The Comprehensive Economic and Trade Agreement, abbreviated as CETA, has attracted broad criticism this week following an impassioned piece by George Monbiot in the UK Guardian.
The treaty is promoted by its Canadian and EU backers as a key to opening cross Atlantic trade and therefor increasing wealth. Its critics point out that allowing global corporations to sue governments whenever government policy threatens their projected profits, it effectively hands over control of policy to the private sector.
Monbiot describes this as the end of governing in the interests of the people. In other words, the end of democracy as we understand it.
Many existing trade agreements include such clauses. Canada has paid $170 million in compensation to American corporations under the first seven years of the North American Free Trade Agreement and Mexico $240 million.
* A private corporate tribunal has supremacy over sovereign government legislation. For example, the tribunal could fine an elected government whose legislation, environmental protection and other social policies would reduce corporation profits.* Similar in the banking sector, monetary policy would be dictated by Wall Street* Agriculture policy would have been dictated, especially with regard to GMOs and ag-subsidies. Monsanto and the like would have had free access and no government could pass legislation prohibiting genetically modified seeds.* Standards for health and nutrition would be limited so they do not reduce profits.* Labor laws would be weakened to US standards which have virtually no protection for workers.
for deeper analysis seehttps://www.

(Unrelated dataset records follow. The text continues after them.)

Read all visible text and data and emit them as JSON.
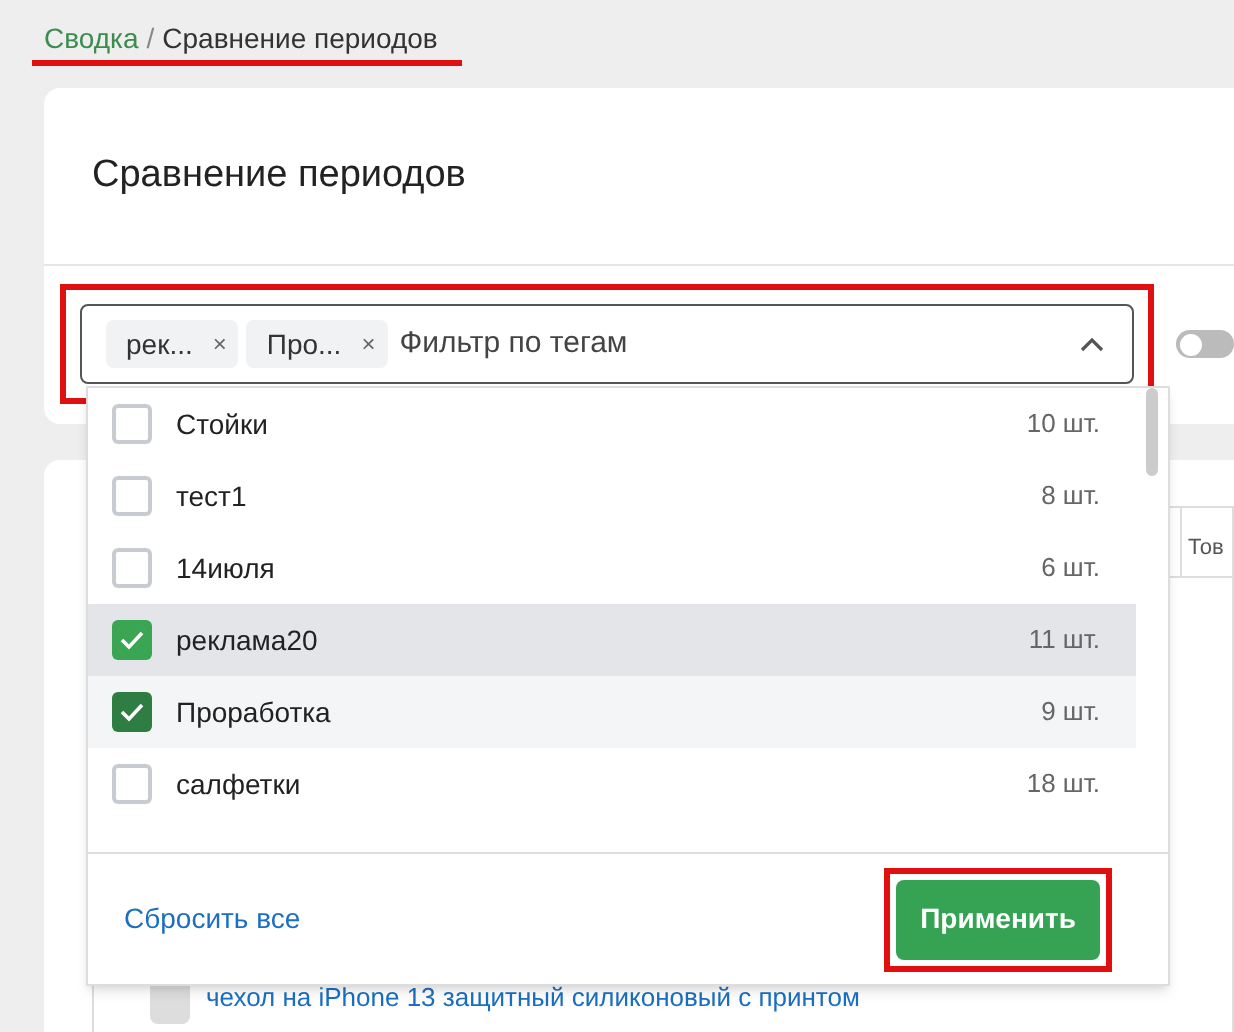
{
  "breadcrumb": [
    {
      "label": "Сводка",
      "kind": "link"
    },
    {
      "label": "Сравнение периодов",
      "kind": "current"
    }
  ],
  "toggle": {
    "on": false
  },
  "breadcrumb_separator": "/",
  "title": "Сравнение периодов",
  "tag_filter": {
    "placeholder": "Фильтр по тегам",
    "chips": [
      "рек...",
      "Про..."
    ],
    "chip_remove": "×",
    "expanded": true
  },
  "options": [
    {
      "label": "Стойки",
      "count": "10 шт.",
      "checked": false,
      "selected": false
    },
    {
      "label": "тест1",
      "count": "8 шт.",
      "checked": false,
      "selected": false
    },
    {
      "label": "14июля",
      "count": "6 шт.",
      "checked": false,
      "selected": false
    },
    {
      "label": "реклама20",
      "count": "11 шт.",
      "checked": true,
      "selected": true
    },
    {
      "label": "Проработка",
      "count": "9 шт.",
      "checked": true,
      "selected": false
    },
    {
      "label": "салфетки",
      "count": "18 шт.",
      "checked": false,
      "selected": false
    }
  ],
  "reset_link": "Сбросить все",
  "apply_button": "Применить",
  "table": {
    "column_header": "Тов",
    "row_link": "чехол на iPhone 13 защитный силиконовый с принтом"
  }
}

policyalternatives.ca/sites/ default/files/uploads/ publications/National% 20Office/2014/09/Making_Sense_ of_the_CETA.pdfand